We’re feeling the same exact way you are right now. The recent surge of COVID-19 cases in Malta has forced the closure of restaurants, snack bars and the like for a second time since March 2020. There’s more. Before we get started, however, it’s important to note that all the measures listed below are in addition to those already in place and will be in effect until April 11, 2021 (as it stands).
Here’s a run-through of all the restrictions that were added to the list yesterday:
Non-essential shops and services
What exactly classifies as a non-essential shop and/or service? Well, anything you can think of really. Clothes shops, beauty shops, furniture and jewellery shops, toyshops, florists, hairdressers, barbers and tattoo parlours have all closed their doors today. Supermarkets and pharmacies, of course, can remain open and offer their services.
Visits to the sister island of Gozo have been a topic of conversation for a while now. During the press conference, Prime Minister Robert Abela announced that crossings to Gozo will be limited to essential travel and those who own property on the island ONLY.
Activities and places of interest
Much like last year’s restrictive measures, pools, cinemas, museums and theatres are closed until the 11 April. What’s more, all organised sports activities are also banned completely.
Just a few days ago, the Prime Minister reiterated that all mass events were banned, except for weddings and religious activities. Under the new regulations, all are banned, except for funerals, which must take place with particular restrictions in place.
Also, groups gathering in public are now limited to four as opposed to six, as the law stood previously.
Any and all elective and non-urgent operations taking place at hospital are postponed.
Schools are to close and lessons are to shift online.
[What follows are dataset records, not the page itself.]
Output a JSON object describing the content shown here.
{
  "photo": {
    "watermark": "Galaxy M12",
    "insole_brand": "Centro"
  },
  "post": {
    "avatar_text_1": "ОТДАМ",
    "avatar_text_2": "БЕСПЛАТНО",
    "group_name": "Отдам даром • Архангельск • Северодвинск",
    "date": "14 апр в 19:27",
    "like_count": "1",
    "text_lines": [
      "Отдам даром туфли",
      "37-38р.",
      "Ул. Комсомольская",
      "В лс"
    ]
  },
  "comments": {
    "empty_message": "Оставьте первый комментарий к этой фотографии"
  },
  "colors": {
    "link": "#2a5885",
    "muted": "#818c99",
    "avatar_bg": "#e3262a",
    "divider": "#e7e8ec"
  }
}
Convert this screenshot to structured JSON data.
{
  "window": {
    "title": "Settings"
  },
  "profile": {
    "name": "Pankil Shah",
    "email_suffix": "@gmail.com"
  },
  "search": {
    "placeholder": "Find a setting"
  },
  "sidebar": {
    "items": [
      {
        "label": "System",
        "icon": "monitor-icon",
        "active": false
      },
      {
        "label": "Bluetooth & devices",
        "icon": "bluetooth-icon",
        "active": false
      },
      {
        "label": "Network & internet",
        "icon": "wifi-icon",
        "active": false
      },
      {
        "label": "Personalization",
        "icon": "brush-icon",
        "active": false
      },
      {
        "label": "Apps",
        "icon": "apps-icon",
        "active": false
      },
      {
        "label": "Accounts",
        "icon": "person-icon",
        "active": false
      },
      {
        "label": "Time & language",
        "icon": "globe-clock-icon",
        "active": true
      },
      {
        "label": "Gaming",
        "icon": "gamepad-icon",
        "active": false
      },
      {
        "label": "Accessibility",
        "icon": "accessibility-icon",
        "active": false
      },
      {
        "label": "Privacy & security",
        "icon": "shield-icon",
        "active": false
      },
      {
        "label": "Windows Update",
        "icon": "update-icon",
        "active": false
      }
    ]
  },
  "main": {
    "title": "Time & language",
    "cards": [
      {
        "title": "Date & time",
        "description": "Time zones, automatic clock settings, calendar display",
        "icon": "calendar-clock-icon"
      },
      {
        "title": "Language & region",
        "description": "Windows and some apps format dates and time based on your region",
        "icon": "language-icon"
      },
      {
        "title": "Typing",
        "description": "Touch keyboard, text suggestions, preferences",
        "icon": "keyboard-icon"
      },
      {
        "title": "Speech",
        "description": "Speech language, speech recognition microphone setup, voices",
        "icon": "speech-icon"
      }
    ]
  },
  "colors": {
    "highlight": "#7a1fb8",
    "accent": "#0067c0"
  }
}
This measure is to be enforced as of Monday 15 March, as opposed to all the other measures, which came into effect today.
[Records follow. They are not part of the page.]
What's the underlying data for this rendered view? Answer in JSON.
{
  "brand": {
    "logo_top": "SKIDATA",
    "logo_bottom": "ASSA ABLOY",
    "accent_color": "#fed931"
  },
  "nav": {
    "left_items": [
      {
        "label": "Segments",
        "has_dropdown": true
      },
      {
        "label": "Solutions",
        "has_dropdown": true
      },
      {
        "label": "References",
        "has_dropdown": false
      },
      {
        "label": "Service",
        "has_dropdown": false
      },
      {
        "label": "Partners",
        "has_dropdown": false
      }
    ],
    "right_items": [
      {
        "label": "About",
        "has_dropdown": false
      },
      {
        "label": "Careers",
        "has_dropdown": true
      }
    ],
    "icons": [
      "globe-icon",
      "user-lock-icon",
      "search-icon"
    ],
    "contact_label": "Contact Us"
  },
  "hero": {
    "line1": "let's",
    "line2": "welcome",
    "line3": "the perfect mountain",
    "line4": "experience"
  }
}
With regards to all shops and services that are being forcibly closed by the new measures, Abela said that the full wage supplement will be extended to them. Robert Abela announced the new restrictions yesterday evening, as new infections hit a record of no less than 510 in one day.
“The aim of the measures is first and foremost to ease the pressure on the health services, reduce the spread of infection and increase the rate of vaccination,” he said.
According to the Public Health Authorities, the UK variant of COVID-19 is now the predominant virus in Malta, accounting for more than 60% of all new cases. It is said that the variant is more infectious and has contributed greatly to the surge in cases. Health Minister Chris Fearne said: “the appeal is for people not to congregate… this is a very difficult period for everyone but if we all pull the same rope, we can come out of this.”
What are your thoughts on the new COVID-19 measures?